Labs start ‘Edisonian’ quest for perfect future fuel 

Source: Amanda Peterka, E&E reporter • Posted: Tuesday, June 30, 2015

The Department of Energy will soon launch an effort involving 10 national laboratories that aims to find the perfect fuel and engine combination of the future.

The program will involve screening types of fuels for both engines that are on the road today and engines of the future. It’s meant to help the country achieve fuel efficiency gains and meet greenhouse gas reduction goals, said Reuben Sarkar, deputy assistant secretary for transportation in DOE’s Office of Energy Efficiency and Renewable Energy.

At DOE’s annual bioenergy conference in Washington, D.C., last week, where officials outlined the new program, Sarkar called it a “very provocative and challenging paradigm shift” that will force fuel producers and car companies to work together in ways they haven’t in the past.

“Bringing a new fuel to market is a very challenging thing, to say the least, yet we’re quite aware there’s gains to be achieved,” Sarkar said. “It’s on our shoulders to help find pathways that get those efficiency gains in the marketplace.”

President Obama requested $27 million for the new program, called “Optima,” in his fiscal 2016 budget request for DOE. Over the last year, the national laboratories and DOE have been working to lay the groundwork. The department is aiming for an October start date.

Optima will take place in stages, with the first consisting of a survey of the types of new fuels being developed and which look the most promising. The team plans to develop a framework and multiple screening procedures for testing the properties of fuels to develop a sort of library.

“We want to create a predictive knowledge base where for any combustion environment we can predict what fuels are best available to go into that cylinder,” said Blake Simmons, biofuels program leader at Sandia National Laboratories, “so we never have to repeat the Edisonian approach of what we’re doing today and over the next 10 years.”

“We know that this is very ambitious — and dare I say nothing like this scale has ever been attempted before,” Simmons added.

Researchers will first focus on finding the best fuels — defined as those that are most sustainable and maximize performance — for spark ignition engines that are on the road today. According to John Farrell, a laboratory program manager at the National Renewable Energy Laboratory, the goal is to introduce into the market the best fuels for those engines by 2025.

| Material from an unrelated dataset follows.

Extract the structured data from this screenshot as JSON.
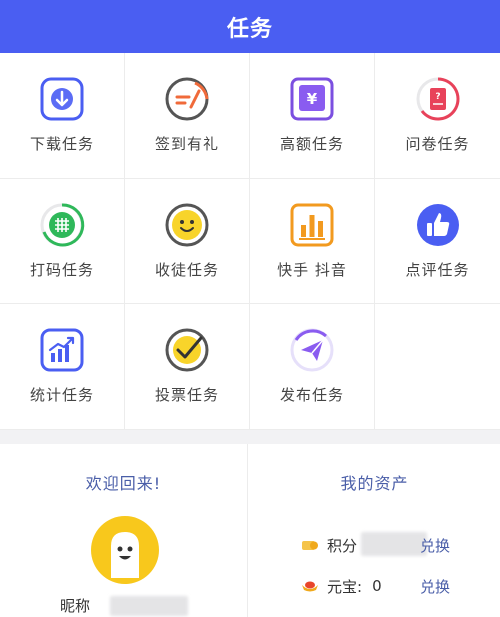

A second research effort will focus on developing new, more efficient engines and the fuels by which they can be powered, Farrell said. The researchers’ target for introducing a new engine-fuel combination is 2030.

“There’s a simple question that really is at the heart of what we’re looking to do here. That’s to identify what fuel properties are really important,” Farrell said. “In the case of spark ignition engines, there’s been a lot of work over the past several years focusing on identifying what properties are important. But technologies are changing and technologies are improving.”

Along with biofuels, the effort will also examine the roles natural gas and hydrogen fuels can play in boosting the performance of car and truck engines.

Officials last week acknowledged that the success of their venture will depend on the extent to which they can get stakeholders in the fuels and auto industries to work together.

“Typically, Big Energy and Big Auto sort of don’t talk to each other,” Simmons said. “And I think that’s been an opportunity lost in terms of advancing the field in the state of the art in terms of performance. … I think bringing these two sectors together and these two efforts together will give us something that is unprecedented.”

Earlier this month, DOE held a first listening session with stakeholders.

James Anderson, a technical expert at Ford Motor Co., last week said automakers have previously treated fuel “as a kind of noise factor” when it comes to developing engines. He said DOE’s role should extend beyond developing new engines to helping car manufacturers transition to using them in vehicles.

When it comes to rolling out new engine-fuel systems, a big challenge will be getting consumer buy-in, according to John Eichberger, vice president of government relations at the National Association of Convenience Stores, which represents gas stations.

Although consumers have expressed support for more environmentally sensitive fuels, they tend to make purchases at the pump based on their wallets, he said. Persuading consumers to buy a new type of fuel might require a “herculean” public education effort, he said.

“They want their performance; they want cleaner air; they want all these things that we’re talking about, but will they pay for it?” Eichberger said. “We need to figure out how to get it to market in the most cost-efficient manner as possible.”

Eichberger cautioned that gas stations would be hesitant to invest in equipment for new fuels if they’re not sure the investment will pay off.

“Putting in a new fuel is a lot different than trying a new candy bar. You have to do a lot more,” he said. “If you put a candy bar on the shelf and it doesn’t sell, you pull it off. Once you make the investment in a new fuel, you’re stuck.”

NREL’s Farrell acknowledged the heavy lift. He said the DOE project would take into account how easy it is to commercialize different types of fuels.

“Given the complexity of introducing both new fuels and vehicles, we also recognize that we probably only have one shot at this,” Farrell said. “And so we want to make sure that we really have covered all the bases and done all the work necessary to define what that fuel should be.”